Welch CE, Van Lunen BL, Hankemeier DA. An Evidence-based Practice Educational Intervention for Athletic Trainers: a Randomized Controlled Trial. J Athl Train. 2014 Mar-Apr;49(2):210-9. PubMed PMID: 24568228.
* Article titles in AMA citation format should be in sentence-case
TY - JOUR T1 - An evidence-based practice educational intervention for athletic trainers: a randomized controlled trial. AU - Welch,Cailee E, AU - Van Lunen,Bonnie L, AU - Hankemeier,Dorice A, Y1 - 2014/02/25/ PY - 2014/2/27/entrez PY - 2014/2/27/pubmed PY - 2015/6/30/medline SP - 210 EP - 9 JF - Journal of athletic training JO - J Athl Train VL - 49 IS - 2 N2 - CONTEXT: As evidence-based practice (EBP) becomes a necessity in athletic training, Web-based modules have been developed and made available to the National Athletic Trainers' Association membership as a mechanism to educate athletic trainers (ATs) on concepts of EBP. OBJECTIVE: To assess the effect of an educational intervention on enhancing knowledge of EBP among ATs. DESIGN: Randomized controlled trial. SETTING: Web-based modules and knowledge assessment. PATIENTS OR OTHER PARTICIPANTS: A total of 164 of 473 ATs (34.7% response rate), including professional athletic training students, graduate students, clinical preceptors, educators, and clinicians, were randomized into a control group (40 men, 42 women) or experimental group (33 men, 49 women). INTERVENTION(S): Ten Web-based modules were developed that covered concepts involved in the EBP process. Both groups completed the Evidence-Based Practice Knowledge Assessment before and after the intervention phase. During the intervention phase, the experimental group had access to the Web-based modules for 4 weeks, whereas the control group had no direct responsibilities for the investigation. The knowledge assessment consisted of 60 multiple choice questions pertaining to concepts presented in the 10 modules.
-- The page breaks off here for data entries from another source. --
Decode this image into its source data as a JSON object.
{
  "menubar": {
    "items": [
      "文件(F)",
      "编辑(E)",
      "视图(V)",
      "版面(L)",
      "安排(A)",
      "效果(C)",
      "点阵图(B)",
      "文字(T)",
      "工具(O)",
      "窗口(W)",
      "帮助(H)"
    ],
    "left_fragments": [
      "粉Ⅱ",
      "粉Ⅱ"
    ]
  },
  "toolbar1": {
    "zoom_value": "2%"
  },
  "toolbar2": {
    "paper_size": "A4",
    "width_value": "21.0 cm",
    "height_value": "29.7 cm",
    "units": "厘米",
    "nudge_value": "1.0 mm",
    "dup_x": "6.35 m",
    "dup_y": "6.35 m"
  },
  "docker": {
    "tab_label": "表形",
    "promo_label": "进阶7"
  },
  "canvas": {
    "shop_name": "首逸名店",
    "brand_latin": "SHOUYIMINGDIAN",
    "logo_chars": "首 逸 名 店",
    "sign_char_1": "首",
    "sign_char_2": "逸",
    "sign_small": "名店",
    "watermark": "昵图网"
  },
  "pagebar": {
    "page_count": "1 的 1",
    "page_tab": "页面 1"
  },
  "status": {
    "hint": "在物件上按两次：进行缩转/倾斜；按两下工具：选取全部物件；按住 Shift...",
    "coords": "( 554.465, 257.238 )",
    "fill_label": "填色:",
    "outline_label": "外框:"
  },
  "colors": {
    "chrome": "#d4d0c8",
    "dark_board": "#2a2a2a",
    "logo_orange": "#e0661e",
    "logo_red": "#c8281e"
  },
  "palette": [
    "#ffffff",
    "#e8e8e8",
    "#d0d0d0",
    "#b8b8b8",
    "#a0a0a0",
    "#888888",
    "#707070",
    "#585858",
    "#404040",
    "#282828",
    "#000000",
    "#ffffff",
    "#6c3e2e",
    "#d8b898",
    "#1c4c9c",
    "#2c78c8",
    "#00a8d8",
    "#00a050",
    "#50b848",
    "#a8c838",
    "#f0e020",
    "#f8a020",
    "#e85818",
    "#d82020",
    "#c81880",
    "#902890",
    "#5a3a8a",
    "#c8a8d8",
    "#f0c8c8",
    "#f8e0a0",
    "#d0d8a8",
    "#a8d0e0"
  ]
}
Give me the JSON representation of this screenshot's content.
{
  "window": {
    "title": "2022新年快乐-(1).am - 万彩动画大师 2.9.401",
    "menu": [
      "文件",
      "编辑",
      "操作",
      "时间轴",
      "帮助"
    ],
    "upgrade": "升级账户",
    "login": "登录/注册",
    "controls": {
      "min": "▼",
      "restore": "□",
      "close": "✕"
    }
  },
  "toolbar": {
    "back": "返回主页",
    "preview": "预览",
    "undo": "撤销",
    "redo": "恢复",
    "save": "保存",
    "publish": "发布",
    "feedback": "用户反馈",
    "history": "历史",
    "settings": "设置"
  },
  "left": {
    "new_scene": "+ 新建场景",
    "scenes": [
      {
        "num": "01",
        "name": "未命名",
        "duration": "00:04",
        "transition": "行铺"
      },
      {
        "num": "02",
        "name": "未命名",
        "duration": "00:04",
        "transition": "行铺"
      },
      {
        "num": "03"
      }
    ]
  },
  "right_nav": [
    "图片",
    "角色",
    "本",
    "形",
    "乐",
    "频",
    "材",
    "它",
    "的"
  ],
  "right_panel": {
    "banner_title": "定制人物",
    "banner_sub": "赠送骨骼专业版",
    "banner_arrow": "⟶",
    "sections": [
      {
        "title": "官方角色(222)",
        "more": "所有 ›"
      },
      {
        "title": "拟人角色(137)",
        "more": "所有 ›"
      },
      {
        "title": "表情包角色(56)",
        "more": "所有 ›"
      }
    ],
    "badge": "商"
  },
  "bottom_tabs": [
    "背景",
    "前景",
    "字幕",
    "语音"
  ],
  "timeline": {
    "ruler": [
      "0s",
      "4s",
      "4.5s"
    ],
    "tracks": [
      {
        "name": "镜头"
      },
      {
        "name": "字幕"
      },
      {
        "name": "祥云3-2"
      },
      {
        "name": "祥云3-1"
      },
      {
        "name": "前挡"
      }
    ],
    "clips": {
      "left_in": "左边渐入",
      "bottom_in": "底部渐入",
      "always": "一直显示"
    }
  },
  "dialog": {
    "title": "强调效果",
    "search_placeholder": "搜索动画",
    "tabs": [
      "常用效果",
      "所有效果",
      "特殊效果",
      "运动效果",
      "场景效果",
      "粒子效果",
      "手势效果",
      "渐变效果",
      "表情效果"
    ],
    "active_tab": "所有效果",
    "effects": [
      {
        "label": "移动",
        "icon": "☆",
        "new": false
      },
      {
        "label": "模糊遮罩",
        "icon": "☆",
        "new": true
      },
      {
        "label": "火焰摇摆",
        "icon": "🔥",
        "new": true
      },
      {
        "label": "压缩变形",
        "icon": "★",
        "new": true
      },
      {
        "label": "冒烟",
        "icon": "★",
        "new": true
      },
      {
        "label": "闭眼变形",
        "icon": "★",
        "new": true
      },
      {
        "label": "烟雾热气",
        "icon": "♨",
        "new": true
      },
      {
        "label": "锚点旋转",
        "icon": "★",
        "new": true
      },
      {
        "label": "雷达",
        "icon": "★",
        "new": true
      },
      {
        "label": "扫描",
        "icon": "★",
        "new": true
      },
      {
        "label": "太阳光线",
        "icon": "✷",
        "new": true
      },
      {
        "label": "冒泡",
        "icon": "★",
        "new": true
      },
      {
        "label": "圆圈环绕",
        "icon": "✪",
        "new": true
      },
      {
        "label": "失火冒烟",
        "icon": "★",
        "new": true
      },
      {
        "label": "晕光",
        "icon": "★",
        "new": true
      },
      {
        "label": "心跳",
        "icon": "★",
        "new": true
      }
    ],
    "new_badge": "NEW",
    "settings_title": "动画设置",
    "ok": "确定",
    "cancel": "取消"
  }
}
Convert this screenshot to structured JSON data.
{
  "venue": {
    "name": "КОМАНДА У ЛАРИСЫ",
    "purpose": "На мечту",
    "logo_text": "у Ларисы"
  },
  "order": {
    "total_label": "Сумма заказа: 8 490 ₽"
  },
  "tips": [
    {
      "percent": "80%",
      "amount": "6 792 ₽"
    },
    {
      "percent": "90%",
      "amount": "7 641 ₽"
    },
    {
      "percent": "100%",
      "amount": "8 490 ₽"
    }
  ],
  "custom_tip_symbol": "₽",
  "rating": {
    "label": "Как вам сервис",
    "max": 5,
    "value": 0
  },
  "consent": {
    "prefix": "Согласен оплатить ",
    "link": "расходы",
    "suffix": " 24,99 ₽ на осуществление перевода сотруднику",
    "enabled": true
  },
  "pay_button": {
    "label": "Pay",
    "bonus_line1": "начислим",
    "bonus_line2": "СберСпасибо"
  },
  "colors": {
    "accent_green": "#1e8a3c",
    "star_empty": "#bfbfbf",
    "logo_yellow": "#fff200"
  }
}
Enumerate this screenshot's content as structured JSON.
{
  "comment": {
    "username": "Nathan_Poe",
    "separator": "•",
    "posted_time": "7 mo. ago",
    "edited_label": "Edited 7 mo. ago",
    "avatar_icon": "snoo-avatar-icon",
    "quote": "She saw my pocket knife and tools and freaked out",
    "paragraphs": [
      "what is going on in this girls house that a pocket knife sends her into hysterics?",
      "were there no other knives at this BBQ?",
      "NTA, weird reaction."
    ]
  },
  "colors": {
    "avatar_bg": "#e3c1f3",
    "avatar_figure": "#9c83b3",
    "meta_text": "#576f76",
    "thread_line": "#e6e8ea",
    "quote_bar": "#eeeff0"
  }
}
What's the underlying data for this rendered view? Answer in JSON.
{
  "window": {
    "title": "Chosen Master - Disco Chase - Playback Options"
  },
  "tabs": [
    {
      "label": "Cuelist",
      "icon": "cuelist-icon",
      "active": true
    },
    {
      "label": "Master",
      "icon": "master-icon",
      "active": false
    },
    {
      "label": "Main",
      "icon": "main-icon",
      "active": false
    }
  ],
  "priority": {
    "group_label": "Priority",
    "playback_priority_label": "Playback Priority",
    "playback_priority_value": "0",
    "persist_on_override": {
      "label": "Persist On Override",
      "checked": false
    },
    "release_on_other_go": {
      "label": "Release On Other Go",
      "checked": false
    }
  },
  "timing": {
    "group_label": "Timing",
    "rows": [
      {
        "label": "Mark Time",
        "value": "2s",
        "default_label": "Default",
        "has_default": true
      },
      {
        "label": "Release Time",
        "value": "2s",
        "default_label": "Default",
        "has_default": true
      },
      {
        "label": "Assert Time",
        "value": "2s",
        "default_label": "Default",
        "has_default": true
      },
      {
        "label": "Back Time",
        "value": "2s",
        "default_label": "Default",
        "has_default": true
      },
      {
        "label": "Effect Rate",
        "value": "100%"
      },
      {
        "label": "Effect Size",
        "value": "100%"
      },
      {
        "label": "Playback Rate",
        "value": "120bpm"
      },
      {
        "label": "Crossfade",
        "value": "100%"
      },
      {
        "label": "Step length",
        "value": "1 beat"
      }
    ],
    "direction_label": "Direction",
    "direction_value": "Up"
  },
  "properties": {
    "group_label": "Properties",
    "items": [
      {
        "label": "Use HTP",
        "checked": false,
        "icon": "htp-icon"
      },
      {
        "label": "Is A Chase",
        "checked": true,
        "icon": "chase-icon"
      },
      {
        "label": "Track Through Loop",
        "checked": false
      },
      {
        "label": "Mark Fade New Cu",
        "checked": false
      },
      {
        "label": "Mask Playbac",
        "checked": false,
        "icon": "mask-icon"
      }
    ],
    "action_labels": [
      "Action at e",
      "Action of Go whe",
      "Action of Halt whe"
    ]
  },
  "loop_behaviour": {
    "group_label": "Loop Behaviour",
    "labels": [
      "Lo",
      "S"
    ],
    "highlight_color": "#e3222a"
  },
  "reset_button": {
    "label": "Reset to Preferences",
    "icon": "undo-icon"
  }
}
Test-retest reliability was determined to be good (intraclass correlation coefficient [2,1] = 0.726, 95% confidence interval = 0.605, 0.814). MAIN OUTCOME MEASURE(S): Independent variables consisted of group (control, experimental) and time (preassessment, postassessment). Knowledge scores were tabulated by awarding 1 point for each correct answer (maximum = 60). Between-group and within-group differences were calculated using a 2 × 2 repeated-measures analysis of variance (P ≤ .05), post hoc t tests, and Hedges g effect size with 95% confidence intervals. RESULTS: We found a group × time interaction (F₁,₁₆₂ = 26.29, P < .001). No differences were identified between the control (30.12 ± 5.73) and experimental (30.65 ± 5.93) groups during the preassessment (t₁₆₂ = 0.58, P = .84). The experimental group (36.35 ± 8.58) obtained higher scores on the postassessment than the control group (30.99 ± 6.33; t162 = 4.55, P = .01). No differences were identified among time instances within the control group (t₈₁ = 1.77, P = .08); however, the experimental group obtained higher scores on the postassessment than the preassessment (t₈₁ = 7.07, P < .001). CONCLUSIONS: An educational intervention consisting of 10 Web-based modules was an effective mechanism to increase knowledge of foundational EBP concepts among ATs. However, it is not known whether ATs are integrating EBP into daily clinical practice. Researchers should determine whether increased knowledge of EBP affects the daily clinical decision making of ATs. SN - 1938-162X UR - https://www.unboundmedicine.com/medline/citation/24568228/An_evidence_based_practice_educational_intervention_for_athletic_trainers:_a_randomized_controlled_trial_ L2 - https://meridian.allenpress.com/jat/article-lookup/doi/10.4085/1062-6050-49.2.13 DB - PRIME DP - Unbound Medicine ER -